December 2nd, 2018 Insistence Of Truth
Yesterday: I maintained the integrity of my reduced calorie budget, I remained refined sugar-free, I met my daily water goal, and I stayed well connected with exceptional support.
Yesterday started with a firm foundation and continued to be a really good day. I was able to do what I set out to accomplish. Setting the intention, creating some accountability measures, and following through brings an incredible amount of positive energy to a day.
In yesterday's post, I wrote a familiar phrase found in recovery circles for decades, "nothing changes if nothing changes," however when I think about it a little more, it isn't completely true.
If nothing changes, then in time, the natural decline and deterioration; the progression in a less than desirable direction, will happen. Nothing stays the same forever. This thought process was one that resonated deeply with me very early in this decade-long experience. It's the basis for my mantra, "I'm choosing change before change chooses me."
If nothing had changed, I might've been dead by now. My blood pressure would have become worse, I likely would have developed diabetes, my right leg could have been amputated, not surviving the constant threat of infection from the open sores created by intense lymphatic pooling/swelling--and who I am, or was, would be reduced to memories, stories, and pictures relayed to my grandchildren about a man they never knew.
The threat of gravely negative consequences from inaction never worked for me as a stand-alone source of motivation. I had to believe in the possibilities--those visualizations of what could be the most positive consequences of action. With some thought to the consequences of inaction, but mostly a focus on the incredible possibilities made real by positive, supportive, intentional, and measured actions, eventually I was able to start along this road.
I first wrote about "I'm choosing change before change chooses me" on Day 25 of this blog. I had a lot of learning ahead of me when the following excerpt was first written in October of 2008, but still, there's plenty of truth even though, at the time, I didn't have a better understanding and appreciation for the dynamics of how addiction works.
From Day 25 in October of 2008:
I've learned that not everyone has arrived at the proper place mentally to take on this challenge. They know that they need to, they understand the deadly effects of not doing it, they understand the wonderful benefits of doing it. But like me in that doctor's office back on June 10th, they're just not ready.
I know I've talked about how easy this is, and in the proper mindset it does get really easy, but I also understand that if a person isn't ready to accept and adapt to a major lifestyle change, then it's nearly impossible.

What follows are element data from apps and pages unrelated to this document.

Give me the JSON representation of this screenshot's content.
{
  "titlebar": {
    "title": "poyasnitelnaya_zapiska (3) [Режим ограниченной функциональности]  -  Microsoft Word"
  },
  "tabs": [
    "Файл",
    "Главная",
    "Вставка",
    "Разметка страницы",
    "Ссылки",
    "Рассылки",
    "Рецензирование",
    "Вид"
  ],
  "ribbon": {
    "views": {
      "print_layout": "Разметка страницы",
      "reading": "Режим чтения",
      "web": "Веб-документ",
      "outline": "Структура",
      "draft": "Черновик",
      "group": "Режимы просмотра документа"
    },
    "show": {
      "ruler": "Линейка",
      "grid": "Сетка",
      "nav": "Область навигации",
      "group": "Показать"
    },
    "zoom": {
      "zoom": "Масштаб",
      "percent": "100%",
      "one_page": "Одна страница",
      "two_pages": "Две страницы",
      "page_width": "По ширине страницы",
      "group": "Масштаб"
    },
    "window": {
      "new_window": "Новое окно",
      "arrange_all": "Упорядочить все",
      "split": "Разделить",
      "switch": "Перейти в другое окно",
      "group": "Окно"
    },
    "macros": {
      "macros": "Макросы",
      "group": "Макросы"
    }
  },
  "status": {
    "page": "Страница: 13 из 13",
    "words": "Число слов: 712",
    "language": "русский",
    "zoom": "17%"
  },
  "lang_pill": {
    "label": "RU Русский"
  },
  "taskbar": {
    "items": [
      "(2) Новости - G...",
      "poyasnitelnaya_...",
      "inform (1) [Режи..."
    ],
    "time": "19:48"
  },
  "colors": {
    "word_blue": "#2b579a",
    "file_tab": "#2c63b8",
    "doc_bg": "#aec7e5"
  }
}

I once thought that the only way I would ever do this would be to go into a hospital like setting, where everything is done for you. A place where they control everything...what you eat, drink, sleep, exercise...The schedule and food are all handled by someone else. I really didn't know if such a place existed until just recently. I was watching Discovery Health or some channel like that. The program featured people that were much bigger than me. People that had to be rescued and put into a hospital under strict supervision. It was their only way out of certain and very soon death. It was very sad to watch and know that for some, the right mindset never happens.
I have to thank God every day that I have been given the strength to get into the right mindset and stay true to this mission to the very end goal. I'm one of the lucky ones. It's amazing how when you think you're the only one, when you feel like you have it the worst, and you feel completely hopeless to change, you're shown somebody who can only dream of being in your present condition.

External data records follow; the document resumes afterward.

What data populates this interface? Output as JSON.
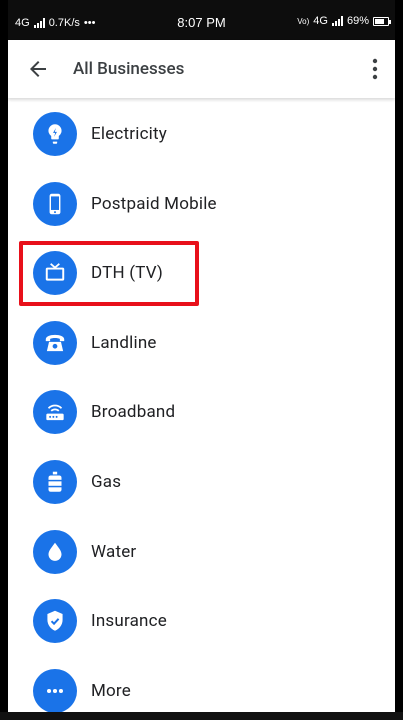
{
  "status_bar": {
    "network_left": "4G",
    "speed": "0.7K/s",
    "dots": "•••",
    "time": "8:07 PM",
    "volte": "Vo)",
    "network_right": "4G",
    "battery": "69%"
  },
  "header": {
    "title": "All Businesses",
    "back_icon": "arrow-back-icon",
    "menu_icon": "more-vert-icon"
  },
  "list": {
    "items": [
      {
        "label": "Electricity",
        "icon": "lightbulb-icon"
      },
      {
        "label": "Postpaid Mobile",
        "icon": "mobile-phone-icon"
      },
      {
        "label": "DTH (TV)",
        "icon": "tv-icon"
      },
      {
        "label": "Landline",
        "icon": "telephone-icon"
      },
      {
        "label": "Broadband",
        "icon": "router-icon"
      },
      {
        "label": "Gas",
        "icon": "gas-cylinder-icon"
      },
      {
        "label": "Water",
        "icon": "water-drop-icon"
      },
      {
        "label": "Insurance",
        "icon": "shield-check-icon"
      },
      {
        "label": "More",
        "icon": "more-horiz-icon"
      }
    ]
  },
  "colors": {
    "accent": "#1a73e8",
    "highlight": "#e8101a"
  }
}
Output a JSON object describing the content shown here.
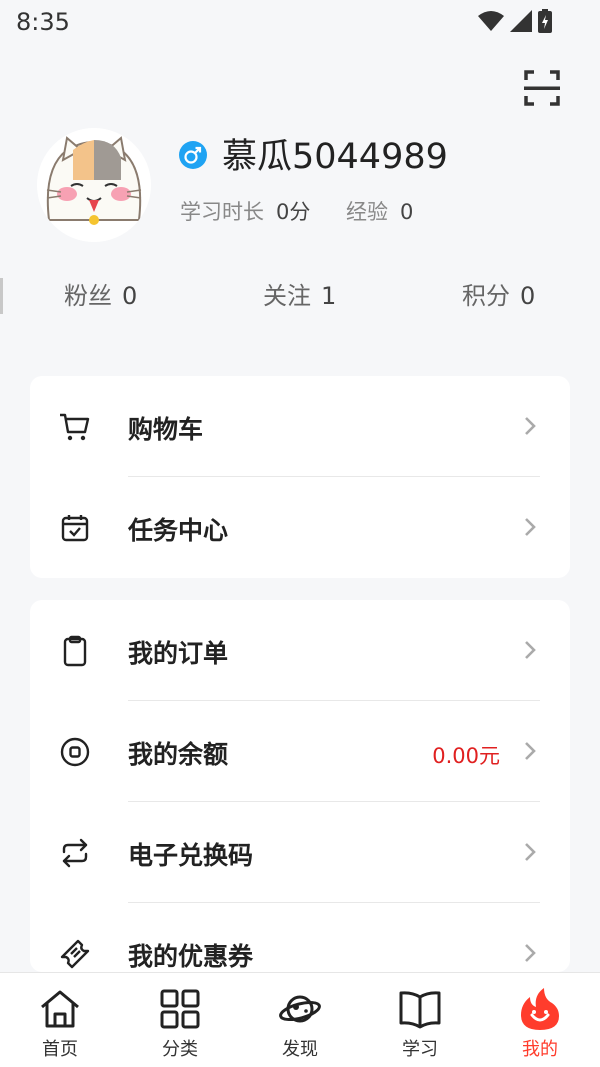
{
  "status_bar": {
    "time": "8:35"
  },
  "header": {
    "scan_icon": "scan-icon"
  },
  "profile": {
    "avatar_icon": "cat-avatar",
    "gender_icon": "male-icon",
    "gender_color": "#1fa3f3",
    "username": "慕瓜5044989",
    "study_time_label": "学习时长",
    "study_time_value": "0分",
    "exp_label": "经验",
    "exp_value": "0"
  },
  "social": {
    "fans_label": "粉丝",
    "fans_value": "0",
    "follow_label": "关注",
    "follow_value": "1",
    "points_label": "积分",
    "points_value": "0"
  },
  "menu_group_1": [
    {
      "label": "购物车",
      "icon": "cart-icon"
    },
    {
      "label": "任务中心",
      "icon": "calendar-check-icon"
    }
  ],
  "menu_group_2": [
    {
      "label": "我的订单",
      "icon": "clipboard-icon"
    },
    {
      "label": "我的余额",
      "icon": "coin-icon",
      "extra": "0.00元"
    },
    {
      "label": "电子兑换码",
      "icon": "exchange-icon"
    },
    {
      "label": "我的优惠券",
      "icon": "ticket-icon"
    }
  ],
  "colors": {
    "accent": "#ff3c2c",
    "balance": "#e02020",
    "background": "#f6f7f9"
  },
  "tabs": [
    {
      "label": "首页",
      "icon": "home-icon"
    },
    {
      "label": "分类",
      "icon": "grid-icon"
    },
    {
      "label": "发现",
      "icon": "planet-icon"
    },
    {
      "label": "学习",
      "icon": "book-icon"
    },
    {
      "label": "我的",
      "icon": "flame-icon",
      "active": true
    }
  ]
}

I'm very blessed and I can't forget that.
I had an opportunity to choose change before the changes chose me. I'm forever grateful for that strength. I pray that others will also find that strength. And it certainly doesn't come from reading this blog, it comes from a very deep and personal place within each of us. And once the decision is made to change, then perhaps this blog can be a daily booster. It's certainly helping me. ###
What strikes me as untrue from that Day 25 excerpt is a couple of things. The implication that not making positive changes is the product of some kind of "lack of strength" flaw and the idea that there's some kind of "end goal." I was so headstrong back then, right? My goodness, Day 25 and I just knew I had it all figured out! Thank God I kept an open mind for learning along the way, although my mind had to be pried open several times by the insistence of truth via consequences.
Strength alone isn't enough. In fact, it's not what's most needed. Personal human strength rarely makes a fair fight against the dynamics of addiction. Lack of strength isn't a moral failing or an unanswered prayer. Willingness or quite simply, a desire to change things, is all that's needed to start.
About that "end goal" idea--every diet has one, but what I discovered along the way is, if long-term sustainable results and continued wellness is what's desired, a diet isn't needed. A daily practice designed to help keep me well doesn't have an end date. With no end date, it becomes clear that in order for long-term sustainable results to be possible, the focus must be squarely on developing a personal daily practice that's designed specifically with my needs in mind. Making it a daily practice that's not only doable but enjoyable, becomes one of the goals.
Maintaining a personal daily practice helps keep the changes evolving in a positive direction.
Thank you for reading and your continued support,
Practice, peace, and calm,